PROVIDED ENTRIES Start Marker

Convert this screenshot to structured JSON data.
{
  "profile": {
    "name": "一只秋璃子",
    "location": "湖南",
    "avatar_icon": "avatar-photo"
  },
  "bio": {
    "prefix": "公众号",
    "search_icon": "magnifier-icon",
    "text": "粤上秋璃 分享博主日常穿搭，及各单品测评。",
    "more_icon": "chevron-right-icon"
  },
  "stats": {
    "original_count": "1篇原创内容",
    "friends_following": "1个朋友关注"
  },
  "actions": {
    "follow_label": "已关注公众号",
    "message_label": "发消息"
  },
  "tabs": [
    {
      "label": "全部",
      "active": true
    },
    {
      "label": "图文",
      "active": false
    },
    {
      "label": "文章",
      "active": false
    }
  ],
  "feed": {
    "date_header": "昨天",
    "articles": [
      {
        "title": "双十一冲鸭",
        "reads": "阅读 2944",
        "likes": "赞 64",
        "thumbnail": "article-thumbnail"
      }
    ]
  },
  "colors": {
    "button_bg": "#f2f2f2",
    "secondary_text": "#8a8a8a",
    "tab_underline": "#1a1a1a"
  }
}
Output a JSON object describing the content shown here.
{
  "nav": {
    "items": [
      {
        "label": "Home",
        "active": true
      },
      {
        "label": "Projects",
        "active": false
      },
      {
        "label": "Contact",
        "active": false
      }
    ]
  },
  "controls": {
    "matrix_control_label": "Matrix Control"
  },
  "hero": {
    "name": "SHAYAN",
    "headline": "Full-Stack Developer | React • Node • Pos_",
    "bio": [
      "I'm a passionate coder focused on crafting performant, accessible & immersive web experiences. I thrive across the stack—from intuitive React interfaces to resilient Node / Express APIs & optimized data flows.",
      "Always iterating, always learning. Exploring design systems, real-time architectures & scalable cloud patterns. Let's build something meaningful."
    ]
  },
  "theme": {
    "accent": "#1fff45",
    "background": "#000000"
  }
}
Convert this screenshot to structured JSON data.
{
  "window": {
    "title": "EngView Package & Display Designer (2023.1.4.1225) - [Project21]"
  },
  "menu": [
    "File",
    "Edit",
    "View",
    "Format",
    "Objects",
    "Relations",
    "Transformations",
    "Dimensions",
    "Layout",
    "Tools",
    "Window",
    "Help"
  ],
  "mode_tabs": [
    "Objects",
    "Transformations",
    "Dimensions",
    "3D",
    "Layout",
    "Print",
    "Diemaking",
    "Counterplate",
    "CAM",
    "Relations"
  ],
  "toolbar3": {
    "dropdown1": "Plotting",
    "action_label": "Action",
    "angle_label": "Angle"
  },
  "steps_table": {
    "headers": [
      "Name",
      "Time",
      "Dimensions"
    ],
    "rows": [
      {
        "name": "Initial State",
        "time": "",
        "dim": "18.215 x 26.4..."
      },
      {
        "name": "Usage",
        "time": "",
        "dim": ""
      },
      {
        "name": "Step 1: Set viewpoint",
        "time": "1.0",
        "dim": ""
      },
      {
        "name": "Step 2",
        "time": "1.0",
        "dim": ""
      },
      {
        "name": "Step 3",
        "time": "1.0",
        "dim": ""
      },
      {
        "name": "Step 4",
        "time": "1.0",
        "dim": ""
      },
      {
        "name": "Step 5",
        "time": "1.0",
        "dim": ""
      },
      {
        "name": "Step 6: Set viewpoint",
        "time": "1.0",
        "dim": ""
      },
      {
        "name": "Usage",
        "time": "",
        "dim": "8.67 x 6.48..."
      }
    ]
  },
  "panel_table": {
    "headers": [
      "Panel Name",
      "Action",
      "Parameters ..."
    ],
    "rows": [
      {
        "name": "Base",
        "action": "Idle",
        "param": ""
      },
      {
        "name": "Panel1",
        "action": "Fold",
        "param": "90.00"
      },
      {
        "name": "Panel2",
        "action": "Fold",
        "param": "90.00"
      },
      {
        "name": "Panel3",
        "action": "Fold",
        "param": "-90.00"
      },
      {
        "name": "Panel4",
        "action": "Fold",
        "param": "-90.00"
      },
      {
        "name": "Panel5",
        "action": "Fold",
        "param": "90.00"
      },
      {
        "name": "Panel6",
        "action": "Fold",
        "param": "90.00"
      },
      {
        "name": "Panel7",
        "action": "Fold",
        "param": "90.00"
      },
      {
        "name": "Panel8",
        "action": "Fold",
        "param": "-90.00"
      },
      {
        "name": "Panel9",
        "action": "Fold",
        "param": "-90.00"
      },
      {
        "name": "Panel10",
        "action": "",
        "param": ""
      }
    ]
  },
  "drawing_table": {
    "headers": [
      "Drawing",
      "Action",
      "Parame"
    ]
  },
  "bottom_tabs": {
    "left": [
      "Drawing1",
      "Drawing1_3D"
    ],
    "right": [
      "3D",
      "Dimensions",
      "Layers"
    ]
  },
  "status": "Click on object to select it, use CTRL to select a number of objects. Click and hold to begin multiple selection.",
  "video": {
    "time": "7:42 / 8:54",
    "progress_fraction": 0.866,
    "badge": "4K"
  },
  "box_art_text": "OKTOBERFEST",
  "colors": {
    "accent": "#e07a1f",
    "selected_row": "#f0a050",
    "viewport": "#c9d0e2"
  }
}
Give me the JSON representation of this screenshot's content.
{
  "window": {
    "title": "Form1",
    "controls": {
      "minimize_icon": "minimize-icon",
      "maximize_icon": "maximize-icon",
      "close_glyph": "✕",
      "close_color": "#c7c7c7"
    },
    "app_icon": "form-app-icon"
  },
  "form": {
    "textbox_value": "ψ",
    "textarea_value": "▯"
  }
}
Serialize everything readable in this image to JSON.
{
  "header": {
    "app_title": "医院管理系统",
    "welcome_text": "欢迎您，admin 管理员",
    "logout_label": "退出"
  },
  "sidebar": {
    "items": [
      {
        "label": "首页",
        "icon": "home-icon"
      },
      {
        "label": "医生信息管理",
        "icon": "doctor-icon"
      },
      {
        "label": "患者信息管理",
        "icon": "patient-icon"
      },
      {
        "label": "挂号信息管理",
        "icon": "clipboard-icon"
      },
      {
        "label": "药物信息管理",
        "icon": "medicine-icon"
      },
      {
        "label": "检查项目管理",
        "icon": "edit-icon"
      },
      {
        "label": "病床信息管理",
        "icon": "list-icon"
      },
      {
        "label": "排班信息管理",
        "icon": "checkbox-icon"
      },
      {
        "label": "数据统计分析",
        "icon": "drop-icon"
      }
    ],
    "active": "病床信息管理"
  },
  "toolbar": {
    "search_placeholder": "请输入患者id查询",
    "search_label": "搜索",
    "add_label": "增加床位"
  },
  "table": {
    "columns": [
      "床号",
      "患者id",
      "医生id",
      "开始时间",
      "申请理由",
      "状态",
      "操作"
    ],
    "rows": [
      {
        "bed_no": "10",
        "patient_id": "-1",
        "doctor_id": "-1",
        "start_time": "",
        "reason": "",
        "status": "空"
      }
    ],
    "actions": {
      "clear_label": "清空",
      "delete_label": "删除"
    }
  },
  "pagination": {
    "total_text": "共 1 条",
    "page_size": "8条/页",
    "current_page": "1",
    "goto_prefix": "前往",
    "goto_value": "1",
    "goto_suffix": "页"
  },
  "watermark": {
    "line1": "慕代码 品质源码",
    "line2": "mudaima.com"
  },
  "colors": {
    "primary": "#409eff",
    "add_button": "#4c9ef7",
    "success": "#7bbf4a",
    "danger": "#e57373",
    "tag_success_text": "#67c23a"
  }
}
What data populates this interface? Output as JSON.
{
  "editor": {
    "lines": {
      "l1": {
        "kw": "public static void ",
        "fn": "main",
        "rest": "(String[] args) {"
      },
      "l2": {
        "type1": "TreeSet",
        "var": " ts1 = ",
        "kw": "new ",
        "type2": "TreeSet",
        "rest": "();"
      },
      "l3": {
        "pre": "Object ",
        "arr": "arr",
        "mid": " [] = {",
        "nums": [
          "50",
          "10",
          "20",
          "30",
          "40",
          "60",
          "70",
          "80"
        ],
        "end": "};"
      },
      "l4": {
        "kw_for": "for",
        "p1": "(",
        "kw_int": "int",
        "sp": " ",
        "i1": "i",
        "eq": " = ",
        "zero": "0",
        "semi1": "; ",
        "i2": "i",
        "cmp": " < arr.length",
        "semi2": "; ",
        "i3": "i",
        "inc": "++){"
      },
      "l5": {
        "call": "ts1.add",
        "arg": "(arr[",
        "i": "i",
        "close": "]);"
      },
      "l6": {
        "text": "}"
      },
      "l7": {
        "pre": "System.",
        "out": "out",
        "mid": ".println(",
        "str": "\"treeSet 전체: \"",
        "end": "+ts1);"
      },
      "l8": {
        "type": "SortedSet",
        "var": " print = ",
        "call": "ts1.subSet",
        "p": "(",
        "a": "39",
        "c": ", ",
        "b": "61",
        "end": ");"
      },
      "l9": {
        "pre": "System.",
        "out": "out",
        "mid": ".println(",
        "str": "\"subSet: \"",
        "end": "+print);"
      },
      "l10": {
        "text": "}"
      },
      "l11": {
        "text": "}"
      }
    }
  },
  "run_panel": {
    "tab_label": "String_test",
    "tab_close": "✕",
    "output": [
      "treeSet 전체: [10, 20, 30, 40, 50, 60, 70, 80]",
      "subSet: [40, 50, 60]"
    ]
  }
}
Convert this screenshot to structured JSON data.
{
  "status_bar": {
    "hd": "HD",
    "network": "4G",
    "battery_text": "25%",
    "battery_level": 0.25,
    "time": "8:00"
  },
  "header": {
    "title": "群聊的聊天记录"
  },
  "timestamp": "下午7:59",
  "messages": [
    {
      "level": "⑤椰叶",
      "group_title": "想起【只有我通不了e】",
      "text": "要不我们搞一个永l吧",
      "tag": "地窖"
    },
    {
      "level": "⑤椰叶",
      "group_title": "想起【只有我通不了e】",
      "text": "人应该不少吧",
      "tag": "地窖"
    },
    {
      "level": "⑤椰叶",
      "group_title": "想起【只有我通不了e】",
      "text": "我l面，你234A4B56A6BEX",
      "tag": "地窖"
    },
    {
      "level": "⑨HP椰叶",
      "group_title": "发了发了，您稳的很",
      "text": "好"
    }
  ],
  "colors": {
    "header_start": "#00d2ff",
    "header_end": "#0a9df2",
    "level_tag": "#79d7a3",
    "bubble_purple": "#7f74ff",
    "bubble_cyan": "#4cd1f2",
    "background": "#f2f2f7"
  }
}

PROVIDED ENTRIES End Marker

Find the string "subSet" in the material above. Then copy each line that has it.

ANSWER SPACE:
        "call": "ts1.subSet",
        "str": "\"subSet: \"",
      "subSet: [40, 50, 60]"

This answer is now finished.